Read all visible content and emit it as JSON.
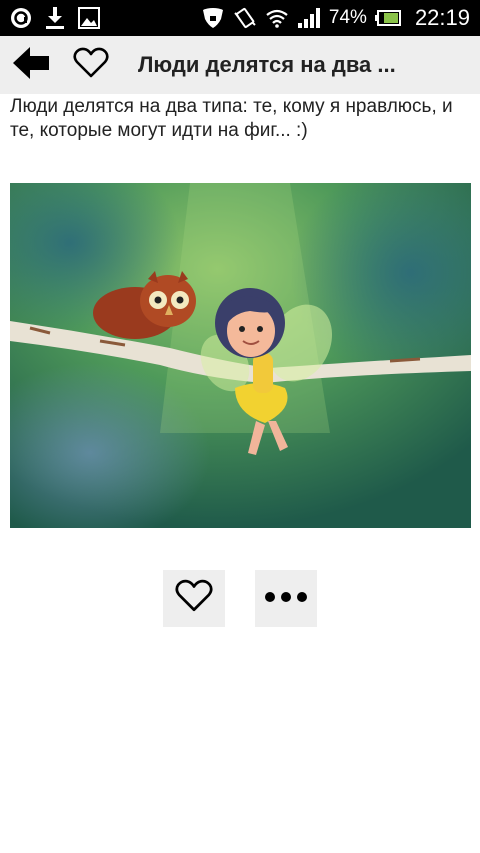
{
  "status_bar": {
    "battery_percent": "74%",
    "time": "22:19",
    "icons_left": [
      "app-notification-icon",
      "download-icon",
      "image-icon"
    ],
    "icons_right": [
      "shield-icon",
      "vibrate-icon",
      "wifi-icon",
      "signal-icon",
      "battery-icon"
    ]
  },
  "toolbar": {
    "title": "Люди делятся на два ...",
    "back_icon": "arrow-left-icon",
    "favorite_icon": "heart-outline-icon"
  },
  "post": {
    "text": "Люди делятся на два типа: те, кому я нравлюсь, и те, которые могут идти на фиг... :)",
    "image_description_icon": "owl-and-fairy-image"
  },
  "actions": {
    "like_icon": "heart-outline-icon",
    "more_icon": "more-dots-icon"
  }
}
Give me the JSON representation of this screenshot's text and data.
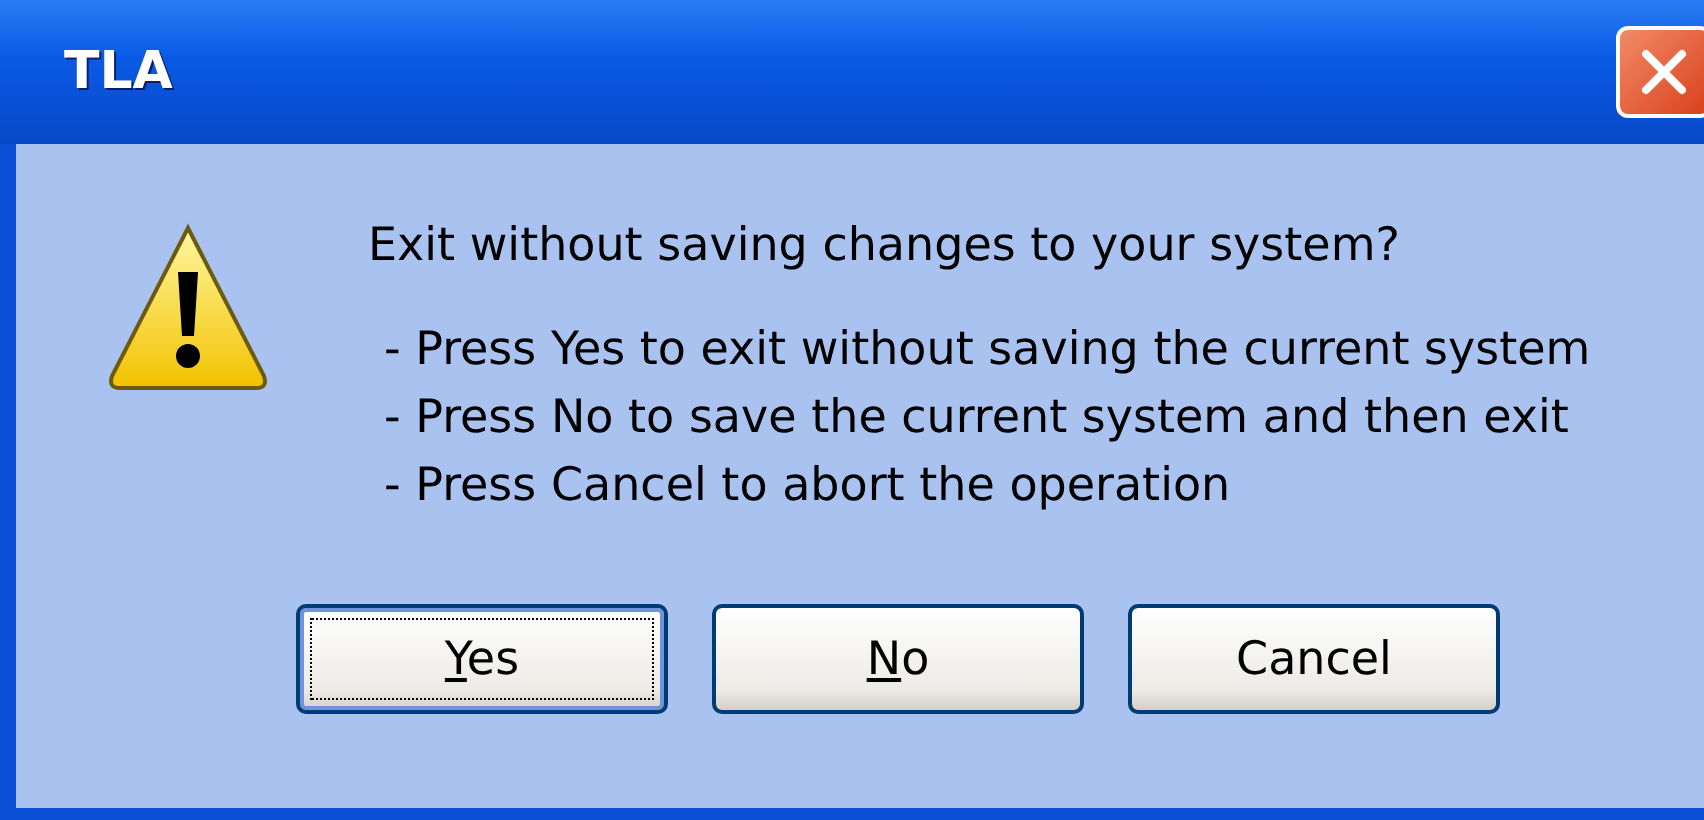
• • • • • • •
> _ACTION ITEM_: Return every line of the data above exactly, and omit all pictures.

> _FINISHED TASK_:
Read all visible content and emit it as JSON.
{
  "status_bar": {
    "battery_percent": "74%",
    "time": "22:19",
    "icons_left": [
      "app-notification-icon",
      "download-icon",
      "image-icon"
    ],
    "icons_right": [
      "shield-icon",
      "vibrate-icon",
      "wifi-icon",
      "signal-icon",
      "battery-icon"
    ]
  },
  "toolbar": {
    "title": "Люди делятся на два ...",
    "back_icon": "arrow-left-icon",
    "favorite_icon": "heart-outline-icon"
  },
  "post": {
    "text": "Люди делятся на два типа: те, кому я нравлюсь, и те, которые могут идти на фиг... :)",
    "image_description_icon": "owl-and-fairy-image"
  },
  "actions": {
    "like_icon": "heart-outline-icon",
    "more_icon": "more-dots-icon"
  }
}
Give me the JSON representation of this screenshot's text and data.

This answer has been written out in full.